Bronchopulmonary dysplasia, or BPD, is a serious lung condition that affects infants. BPD mostly affects premature infants who need oxygen therapy (oxygen given through nasal prongs, a mask, or a breathing tube). Most infants who develop BPD are born more than 10 weeks before their due dates, weigh less than 2 pounds (about 1,000 grams) at birth, and have breathing problems. Infections that occur before or shortly after birth also can contribute to BPD. Some infants who have BPD may need long-term breathing support from nasal continuous positive airway pressure (NCPAP) machines or ventilators. Many babies who develop BPD are born with serious respiratory distress syndrome (RDS). RDS is a breathing disorder that mostly affects premature newborns. These infants' lungs aren't fully formed or aren't able to make enough surfactant Surfactant is a liquid that coats the inside of the lungs. It helps keep them open so an infant can breathe in air once he or she is born. Without surfactant, the lungs collapse, and the infant has to work hard to breathe. He or she might not be able to breathe in enough oxygen to support the body's organs. Without proper treatment, the lack of oxygen may damage the infant's brain and other organs.

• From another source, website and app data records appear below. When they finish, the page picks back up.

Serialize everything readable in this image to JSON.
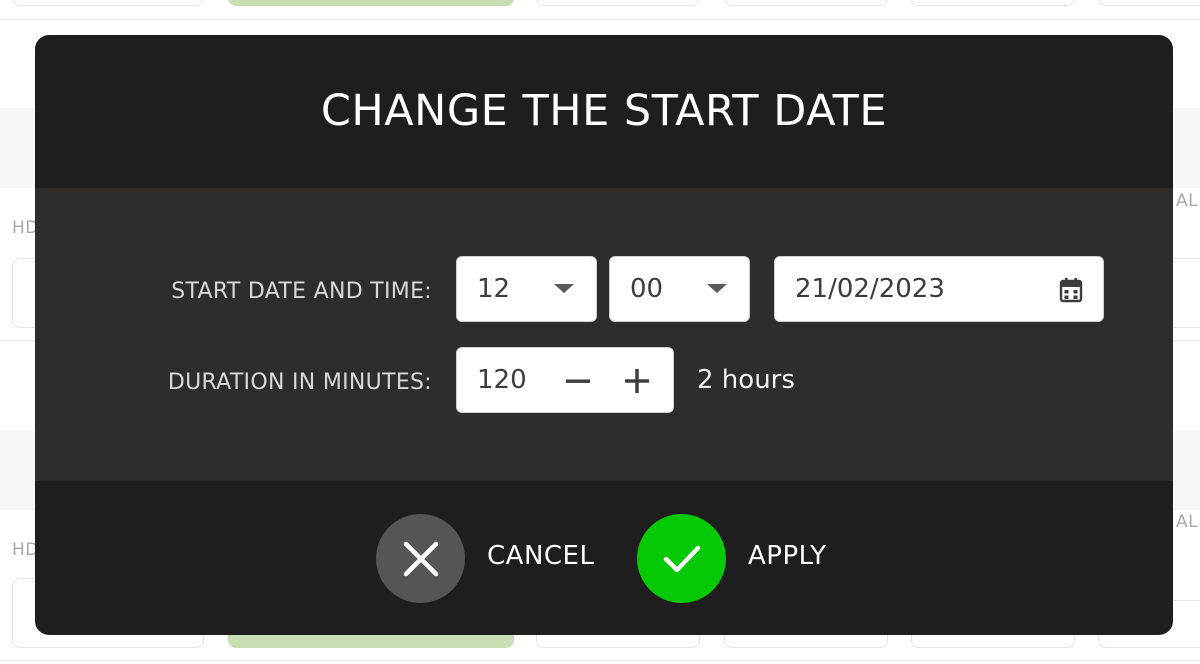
{
  "background": {
    "row_label_1": "HD",
    "row_label_2": "HD",
    "right_label_1": "AL",
    "right_label_2": "AL"
  },
  "dialog": {
    "title": "CHANGE THE START DATE",
    "start": {
      "label": "START DATE AND TIME:",
      "hour": "12",
      "minute": "00",
      "date": "21/02/2023",
      "date_icon": "calendar-icon"
    },
    "duration": {
      "label": "DURATION IN MINUTES:",
      "value": "120",
      "decrement_icon": "minus-icon",
      "increment_icon": "plus-icon",
      "readable": "2 hours"
    },
    "cancel": {
      "label": "CANCEL",
      "icon": "close-icon",
      "color": "#555555"
    },
    "apply": {
      "label": "APPLY",
      "icon": "check-icon",
      "color": "#05c905"
    }
  },
  "colors": {
    "modal_bg": "#1e1e1e",
    "body_bg": "#2e2d2b",
    "accent_green": "#05c905",
    "bg_button_green": "#c9dfb3"
  }
}
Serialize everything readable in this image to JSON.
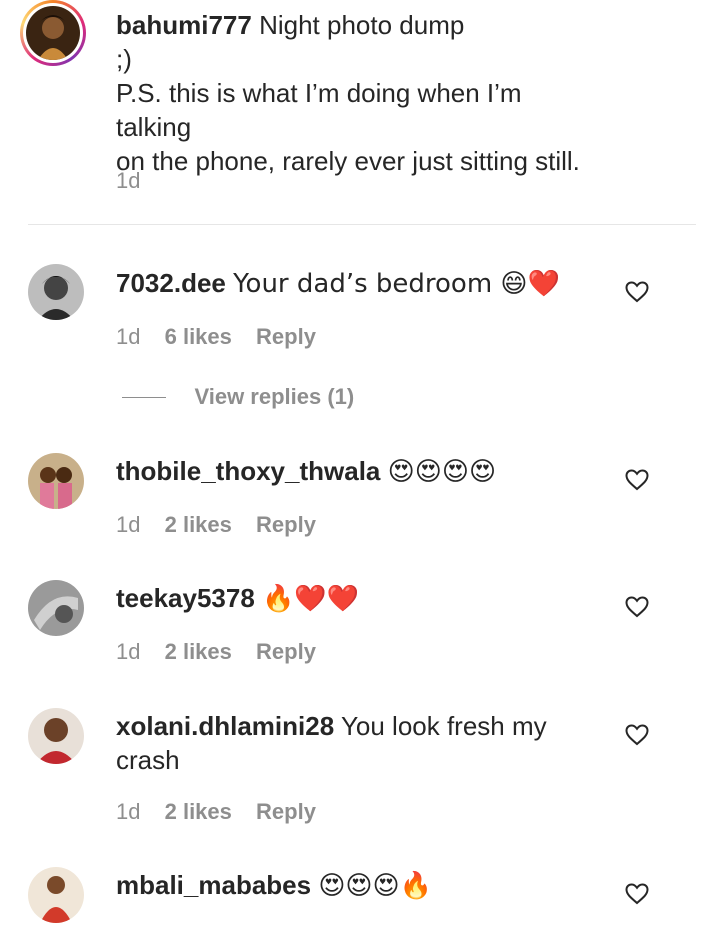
{
  "post_caption": {
    "username": "bahumi777",
    "text_line1": "Night photo dump",
    "text_line2": ";)",
    "text_line3": "P.S. this is what I’m doing when I’m talking",
    "text_line4": "on the phone, rarely ever just sitting still.",
    "timestamp": "1d"
  },
  "view_replies_label": "View replies (1)",
  "comments": [
    {
      "username": "7032.dee",
      "text": "Your dad’s bedroom 😄❤️",
      "timestamp": "1d",
      "likes": "6 likes",
      "reply": "Reply"
    },
    {
      "username": "thobile_thoxy_thwala",
      "text": "😍😍😍😍",
      "timestamp": "1d",
      "likes": "2 likes",
      "reply": "Reply"
    },
    {
      "username": "teekay5378",
      "text": "🔥❤️❤️",
      "timestamp": "1d",
      "likes": "2 likes",
      "reply": "Reply"
    },
    {
      "username": "xolani.dhlamini28",
      "text_line1": "You look fresh my",
      "text_line2": "crash",
      "timestamp": "1d",
      "likes": "2 likes",
      "reply": "Reply"
    },
    {
      "username": "mbali_mababes",
      "text": "😍😍😍🔥"
    }
  ],
  "icons": {
    "like": "heart-outline-icon"
  },
  "colors": {
    "text": "#262626",
    "secondary": "#8e8e8e",
    "divider": "#e6e6e6"
  }
}
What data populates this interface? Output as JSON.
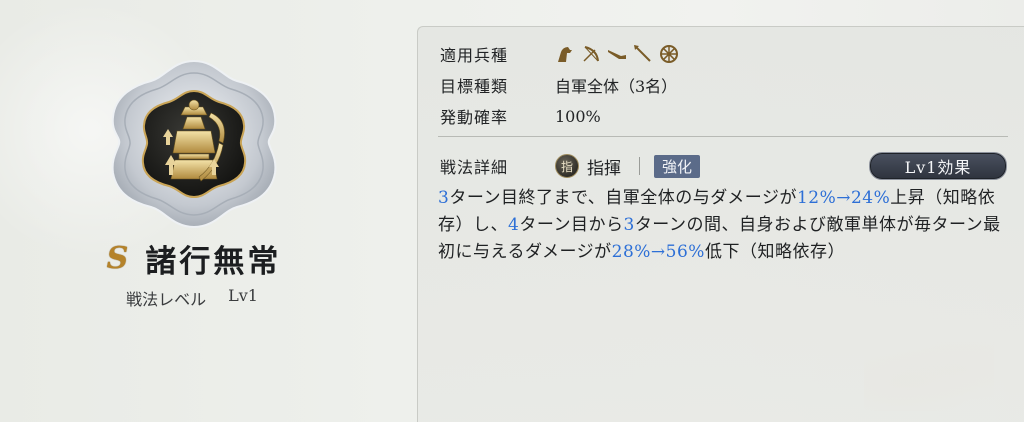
{
  "skill": {
    "grade": "S",
    "name": "諸行無常",
    "level_label": "戦法レベル",
    "level_value": "Lv1",
    "emblem_icon": "samurai-armor-emblem-icon"
  },
  "info": {
    "troop_label": "適用兵種",
    "troop_icons": [
      "cavalry-icon",
      "bow-icon",
      "gun-icon",
      "spear-icon",
      "siege-wheel-icon"
    ],
    "target_label": "目標種類",
    "target_value": "自軍全体（3名）",
    "rate_label": "発動確率",
    "rate_value": "100%"
  },
  "detail": {
    "label": "戦法詳細",
    "type_icon_text": "指",
    "type_label": "指揮",
    "enhance_label": "強化",
    "level_button": "Lv1効果",
    "description": [
      {
        "t": "3",
        "hl": true
      },
      {
        "t": "ターン目終了まで、自軍全体の与ダメージが",
        "hl": false
      },
      {
        "t": "12%→24%",
        "hl": true
      },
      {
        "t": "上昇（知略依存）し、",
        "hl": false
      },
      {
        "t": "4",
        "hl": true
      },
      {
        "t": "ターン目から",
        "hl": false
      },
      {
        "t": "3",
        "hl": true
      },
      {
        "t": "ターンの間、自身および敵軍単体が毎ターン最初に与えるダメージが",
        "hl": false
      },
      {
        "t": "28%→56%",
        "hl": true
      },
      {
        "t": "低下（知略依存）",
        "hl": false
      }
    ]
  },
  "colors": {
    "highlight": "#2d6fd6",
    "grade": "#b5832a",
    "enhance": "#5b6b89"
  }
}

Related journals for Bronchopulmonary Dysplasia:
Journal of Tropical Pediatrics, Pediatric Dermatology, Italian Journal of Pediatrics, Current Problems in Pediatric and Adolescent Health Care, Pediatric Transplantation, Journal of Pediatric Urology